Single Molecule Imaging2
Figure: Counting CENP-A molecules at the centromere at different stages of the cell cycle

Although fluorescence microscopy has been widely employed as an imaging tool for biological studies, super–resolution fluorescence microscopy allows the 3D mapping of fluorescent proteins in cells with an accuracy far beyond the diffraction limit of visible light. We are currently exploiting super–resolution Photo Activation Localisation Microscopy (PALM) to directly image proteins involved in chromatin assembly and disassembly in both fixed and live cells at a near molecular resolution. This involves using molecular and cell biological techniques to tag particular proteins with photo–activatable fluorophores in order to study these proteins at the single molecule level. In preliminary studies we have investigated a model epigenetic process – the timing and deposition of the centromere–specific histone H3 variant CENP–A (Cnp1 in S. Pombe) during the cell cycle.
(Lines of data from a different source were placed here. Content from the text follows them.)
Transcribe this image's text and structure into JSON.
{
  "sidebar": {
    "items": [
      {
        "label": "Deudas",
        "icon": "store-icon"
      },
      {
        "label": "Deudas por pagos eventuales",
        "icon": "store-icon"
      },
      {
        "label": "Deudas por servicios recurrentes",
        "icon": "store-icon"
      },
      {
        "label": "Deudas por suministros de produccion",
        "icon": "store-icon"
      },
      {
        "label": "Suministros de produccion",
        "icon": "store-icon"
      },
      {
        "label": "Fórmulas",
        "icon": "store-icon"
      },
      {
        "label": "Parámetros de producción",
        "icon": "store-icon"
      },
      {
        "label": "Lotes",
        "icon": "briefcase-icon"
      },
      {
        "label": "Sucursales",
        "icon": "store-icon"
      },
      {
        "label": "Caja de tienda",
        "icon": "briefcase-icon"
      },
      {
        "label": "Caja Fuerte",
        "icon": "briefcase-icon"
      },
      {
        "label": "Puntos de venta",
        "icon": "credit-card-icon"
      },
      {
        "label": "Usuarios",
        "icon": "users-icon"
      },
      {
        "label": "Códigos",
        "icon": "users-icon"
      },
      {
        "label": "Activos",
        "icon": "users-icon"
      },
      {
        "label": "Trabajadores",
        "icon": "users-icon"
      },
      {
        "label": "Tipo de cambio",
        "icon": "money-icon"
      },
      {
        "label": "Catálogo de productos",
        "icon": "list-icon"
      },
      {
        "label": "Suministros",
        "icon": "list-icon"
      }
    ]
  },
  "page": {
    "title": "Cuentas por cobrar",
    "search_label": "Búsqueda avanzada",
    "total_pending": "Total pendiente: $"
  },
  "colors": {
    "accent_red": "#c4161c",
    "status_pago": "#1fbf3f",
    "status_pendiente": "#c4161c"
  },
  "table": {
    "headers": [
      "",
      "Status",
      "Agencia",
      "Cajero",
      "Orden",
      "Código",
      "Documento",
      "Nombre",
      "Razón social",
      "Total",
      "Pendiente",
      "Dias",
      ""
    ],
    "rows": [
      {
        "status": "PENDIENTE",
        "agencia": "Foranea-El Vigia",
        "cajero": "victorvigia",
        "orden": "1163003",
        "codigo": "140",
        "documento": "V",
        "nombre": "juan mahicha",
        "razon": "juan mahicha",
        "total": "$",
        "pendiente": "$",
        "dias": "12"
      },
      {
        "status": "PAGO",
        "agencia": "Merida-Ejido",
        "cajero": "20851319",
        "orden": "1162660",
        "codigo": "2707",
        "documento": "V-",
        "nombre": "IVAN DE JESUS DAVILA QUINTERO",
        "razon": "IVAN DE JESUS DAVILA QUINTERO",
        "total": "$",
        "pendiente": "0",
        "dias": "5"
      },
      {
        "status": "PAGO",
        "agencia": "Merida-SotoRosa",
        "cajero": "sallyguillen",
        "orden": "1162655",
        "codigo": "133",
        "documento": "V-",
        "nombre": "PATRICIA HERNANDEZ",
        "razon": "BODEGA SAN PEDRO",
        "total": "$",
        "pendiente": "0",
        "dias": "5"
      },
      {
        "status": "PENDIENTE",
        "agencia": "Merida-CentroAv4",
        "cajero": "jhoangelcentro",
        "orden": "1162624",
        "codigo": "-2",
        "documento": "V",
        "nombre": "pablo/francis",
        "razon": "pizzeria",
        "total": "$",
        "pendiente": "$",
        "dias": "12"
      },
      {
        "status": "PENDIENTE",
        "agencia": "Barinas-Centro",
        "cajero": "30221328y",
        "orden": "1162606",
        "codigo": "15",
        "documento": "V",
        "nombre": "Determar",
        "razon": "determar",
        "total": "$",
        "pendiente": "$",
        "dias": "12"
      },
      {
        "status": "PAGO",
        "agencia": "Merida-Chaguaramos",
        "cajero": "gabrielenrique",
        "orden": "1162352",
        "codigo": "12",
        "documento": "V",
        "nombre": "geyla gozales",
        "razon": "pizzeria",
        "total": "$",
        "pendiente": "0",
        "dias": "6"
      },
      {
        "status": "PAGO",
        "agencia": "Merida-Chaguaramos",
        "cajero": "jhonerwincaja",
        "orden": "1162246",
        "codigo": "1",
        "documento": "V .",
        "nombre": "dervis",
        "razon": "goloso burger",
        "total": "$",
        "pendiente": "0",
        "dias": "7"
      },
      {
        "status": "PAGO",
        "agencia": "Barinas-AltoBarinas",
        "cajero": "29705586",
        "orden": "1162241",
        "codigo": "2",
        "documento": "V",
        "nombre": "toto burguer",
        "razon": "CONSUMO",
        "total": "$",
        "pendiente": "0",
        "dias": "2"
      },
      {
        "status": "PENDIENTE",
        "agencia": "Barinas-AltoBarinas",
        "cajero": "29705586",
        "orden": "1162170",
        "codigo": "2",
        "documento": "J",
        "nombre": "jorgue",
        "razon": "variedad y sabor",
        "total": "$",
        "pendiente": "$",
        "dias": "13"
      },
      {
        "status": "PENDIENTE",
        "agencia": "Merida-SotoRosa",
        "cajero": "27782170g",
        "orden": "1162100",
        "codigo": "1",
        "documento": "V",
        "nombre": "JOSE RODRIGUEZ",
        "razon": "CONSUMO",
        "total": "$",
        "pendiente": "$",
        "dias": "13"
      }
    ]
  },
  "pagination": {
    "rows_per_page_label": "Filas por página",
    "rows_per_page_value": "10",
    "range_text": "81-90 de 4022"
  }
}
For further details see: Lando et al., Open Biol. 2012, 2(7):120078.

Members of our group currently involved in this project are: Dr David Lando, Dr Srinjan Basu, Edward Taylor, Yang Cao

Contact Details

Ernest Laue
Professor of Structural Biology

Tel: +44 (0)1223 333677
Email: e.d.laue (at) bioc.cam.ac.uk

 

Tessa Kretschmann
Personal Assistant

Tel: +44 (0)1223 766110
Email: edlsec (at) bioc.cam.ac.uk

 

Mailing address:

Department of Biochemistry
University of Cambridge
Old Addenbrookes Site
80 Tennis Court Road
Cambridge, CB2 1GA

 

Visiting address:

Sanger Building